All that is needed is every line of the listing below that has "Requirements".

::: Excerpted records

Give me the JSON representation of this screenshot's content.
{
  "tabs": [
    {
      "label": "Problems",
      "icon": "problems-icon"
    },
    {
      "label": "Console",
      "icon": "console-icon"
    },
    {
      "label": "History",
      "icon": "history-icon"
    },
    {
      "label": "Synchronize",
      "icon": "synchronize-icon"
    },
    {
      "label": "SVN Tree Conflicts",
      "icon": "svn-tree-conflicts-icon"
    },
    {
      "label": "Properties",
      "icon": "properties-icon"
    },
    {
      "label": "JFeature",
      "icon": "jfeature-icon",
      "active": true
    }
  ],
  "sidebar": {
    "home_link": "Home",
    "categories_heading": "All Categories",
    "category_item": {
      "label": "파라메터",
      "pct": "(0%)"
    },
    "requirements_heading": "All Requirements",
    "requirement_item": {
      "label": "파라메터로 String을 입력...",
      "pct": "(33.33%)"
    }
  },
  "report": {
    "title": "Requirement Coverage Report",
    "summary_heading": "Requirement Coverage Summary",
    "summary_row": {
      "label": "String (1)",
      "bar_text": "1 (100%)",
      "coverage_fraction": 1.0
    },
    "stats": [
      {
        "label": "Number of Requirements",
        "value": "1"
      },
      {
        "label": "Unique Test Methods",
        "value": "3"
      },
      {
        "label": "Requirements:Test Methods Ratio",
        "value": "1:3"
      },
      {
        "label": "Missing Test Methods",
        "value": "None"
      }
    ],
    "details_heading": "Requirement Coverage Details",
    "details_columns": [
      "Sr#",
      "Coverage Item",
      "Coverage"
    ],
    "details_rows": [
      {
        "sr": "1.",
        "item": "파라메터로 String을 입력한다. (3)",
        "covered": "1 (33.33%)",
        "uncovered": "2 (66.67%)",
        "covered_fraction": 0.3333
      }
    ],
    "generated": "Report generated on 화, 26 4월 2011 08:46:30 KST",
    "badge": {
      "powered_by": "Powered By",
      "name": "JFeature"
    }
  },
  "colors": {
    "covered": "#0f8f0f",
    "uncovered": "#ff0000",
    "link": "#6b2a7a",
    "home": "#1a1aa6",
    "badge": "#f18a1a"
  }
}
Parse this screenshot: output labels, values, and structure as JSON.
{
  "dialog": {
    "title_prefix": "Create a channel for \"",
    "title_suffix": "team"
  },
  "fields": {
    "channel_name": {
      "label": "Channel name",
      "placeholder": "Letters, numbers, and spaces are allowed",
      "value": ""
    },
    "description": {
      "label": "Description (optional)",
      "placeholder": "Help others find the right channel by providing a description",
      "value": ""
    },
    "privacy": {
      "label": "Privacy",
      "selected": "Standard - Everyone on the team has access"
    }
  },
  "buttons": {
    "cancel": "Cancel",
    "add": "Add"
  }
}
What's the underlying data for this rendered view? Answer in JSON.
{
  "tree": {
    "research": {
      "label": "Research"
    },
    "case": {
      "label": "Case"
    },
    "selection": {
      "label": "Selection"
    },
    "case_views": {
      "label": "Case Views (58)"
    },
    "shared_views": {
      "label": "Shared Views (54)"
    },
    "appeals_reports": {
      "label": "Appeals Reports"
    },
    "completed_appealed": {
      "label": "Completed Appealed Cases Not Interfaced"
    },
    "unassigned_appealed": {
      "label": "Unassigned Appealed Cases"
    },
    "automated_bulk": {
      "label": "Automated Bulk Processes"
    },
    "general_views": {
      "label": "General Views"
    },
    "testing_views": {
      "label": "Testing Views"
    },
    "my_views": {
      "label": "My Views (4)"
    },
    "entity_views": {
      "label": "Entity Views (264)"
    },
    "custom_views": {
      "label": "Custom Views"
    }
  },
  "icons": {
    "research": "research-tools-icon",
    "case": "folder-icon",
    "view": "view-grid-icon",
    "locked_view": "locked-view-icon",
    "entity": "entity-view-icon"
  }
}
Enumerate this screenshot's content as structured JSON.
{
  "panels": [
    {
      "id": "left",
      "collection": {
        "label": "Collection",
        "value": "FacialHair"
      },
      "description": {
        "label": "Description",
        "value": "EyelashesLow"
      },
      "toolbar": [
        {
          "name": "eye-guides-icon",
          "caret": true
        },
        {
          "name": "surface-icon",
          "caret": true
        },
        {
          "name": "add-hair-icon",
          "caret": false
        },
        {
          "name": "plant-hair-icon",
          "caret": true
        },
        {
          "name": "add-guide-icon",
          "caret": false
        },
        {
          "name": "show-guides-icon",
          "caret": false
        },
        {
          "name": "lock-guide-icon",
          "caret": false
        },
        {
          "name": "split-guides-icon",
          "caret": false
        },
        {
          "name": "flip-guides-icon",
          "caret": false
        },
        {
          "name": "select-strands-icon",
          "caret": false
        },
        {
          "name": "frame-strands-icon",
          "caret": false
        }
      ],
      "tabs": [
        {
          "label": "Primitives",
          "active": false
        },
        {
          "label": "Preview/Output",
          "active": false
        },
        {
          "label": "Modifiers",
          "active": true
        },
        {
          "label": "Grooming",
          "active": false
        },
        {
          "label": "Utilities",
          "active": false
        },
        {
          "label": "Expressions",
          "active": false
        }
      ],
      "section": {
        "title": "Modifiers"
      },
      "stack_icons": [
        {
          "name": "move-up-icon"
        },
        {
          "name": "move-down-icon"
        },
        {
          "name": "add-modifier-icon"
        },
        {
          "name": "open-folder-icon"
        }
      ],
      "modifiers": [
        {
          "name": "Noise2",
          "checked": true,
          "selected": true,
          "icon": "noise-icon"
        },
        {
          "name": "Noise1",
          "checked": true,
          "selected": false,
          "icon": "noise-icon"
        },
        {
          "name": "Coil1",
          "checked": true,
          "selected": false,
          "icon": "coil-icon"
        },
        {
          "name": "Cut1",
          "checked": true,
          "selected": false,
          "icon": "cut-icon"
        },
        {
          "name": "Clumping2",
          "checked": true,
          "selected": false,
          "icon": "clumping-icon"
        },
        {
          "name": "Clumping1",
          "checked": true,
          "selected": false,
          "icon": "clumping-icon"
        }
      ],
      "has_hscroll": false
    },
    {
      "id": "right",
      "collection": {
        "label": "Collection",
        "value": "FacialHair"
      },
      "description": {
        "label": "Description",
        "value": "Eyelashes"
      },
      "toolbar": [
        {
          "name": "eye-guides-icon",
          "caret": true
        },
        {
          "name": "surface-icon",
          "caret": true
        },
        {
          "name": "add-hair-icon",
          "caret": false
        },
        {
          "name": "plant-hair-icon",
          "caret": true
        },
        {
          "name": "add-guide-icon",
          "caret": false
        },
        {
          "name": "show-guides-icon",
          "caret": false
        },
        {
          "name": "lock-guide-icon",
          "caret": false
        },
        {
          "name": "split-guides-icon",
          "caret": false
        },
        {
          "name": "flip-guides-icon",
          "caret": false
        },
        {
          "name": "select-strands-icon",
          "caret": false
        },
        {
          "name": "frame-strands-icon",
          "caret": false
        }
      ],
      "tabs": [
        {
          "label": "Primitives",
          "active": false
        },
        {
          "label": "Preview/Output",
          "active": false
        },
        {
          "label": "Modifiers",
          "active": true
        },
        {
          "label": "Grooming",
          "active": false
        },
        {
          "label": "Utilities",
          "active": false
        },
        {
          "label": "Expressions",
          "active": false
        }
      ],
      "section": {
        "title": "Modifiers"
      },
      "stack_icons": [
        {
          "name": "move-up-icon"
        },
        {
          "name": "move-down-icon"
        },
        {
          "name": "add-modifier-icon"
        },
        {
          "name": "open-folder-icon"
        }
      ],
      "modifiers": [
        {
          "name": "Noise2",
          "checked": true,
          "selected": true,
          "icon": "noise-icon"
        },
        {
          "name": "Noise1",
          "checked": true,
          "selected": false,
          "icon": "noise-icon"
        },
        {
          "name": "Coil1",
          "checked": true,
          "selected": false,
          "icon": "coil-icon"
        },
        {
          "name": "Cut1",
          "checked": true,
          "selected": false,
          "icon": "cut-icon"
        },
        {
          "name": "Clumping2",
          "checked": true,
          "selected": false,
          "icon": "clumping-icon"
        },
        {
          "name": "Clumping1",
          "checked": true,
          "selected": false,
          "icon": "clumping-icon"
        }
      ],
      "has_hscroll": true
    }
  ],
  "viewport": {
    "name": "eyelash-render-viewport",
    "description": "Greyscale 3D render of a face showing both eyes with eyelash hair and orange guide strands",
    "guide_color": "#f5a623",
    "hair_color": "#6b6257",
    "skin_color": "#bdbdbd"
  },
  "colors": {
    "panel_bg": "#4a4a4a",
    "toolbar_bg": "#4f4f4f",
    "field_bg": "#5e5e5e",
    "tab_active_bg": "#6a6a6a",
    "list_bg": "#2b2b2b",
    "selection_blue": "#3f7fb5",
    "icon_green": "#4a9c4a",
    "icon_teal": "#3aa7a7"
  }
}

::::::

_Written solution_.
    "requirements_heading": "All Requirements",
        "label": "Number of Requirements",
        "label": "Requirements:Test Methods Ratio",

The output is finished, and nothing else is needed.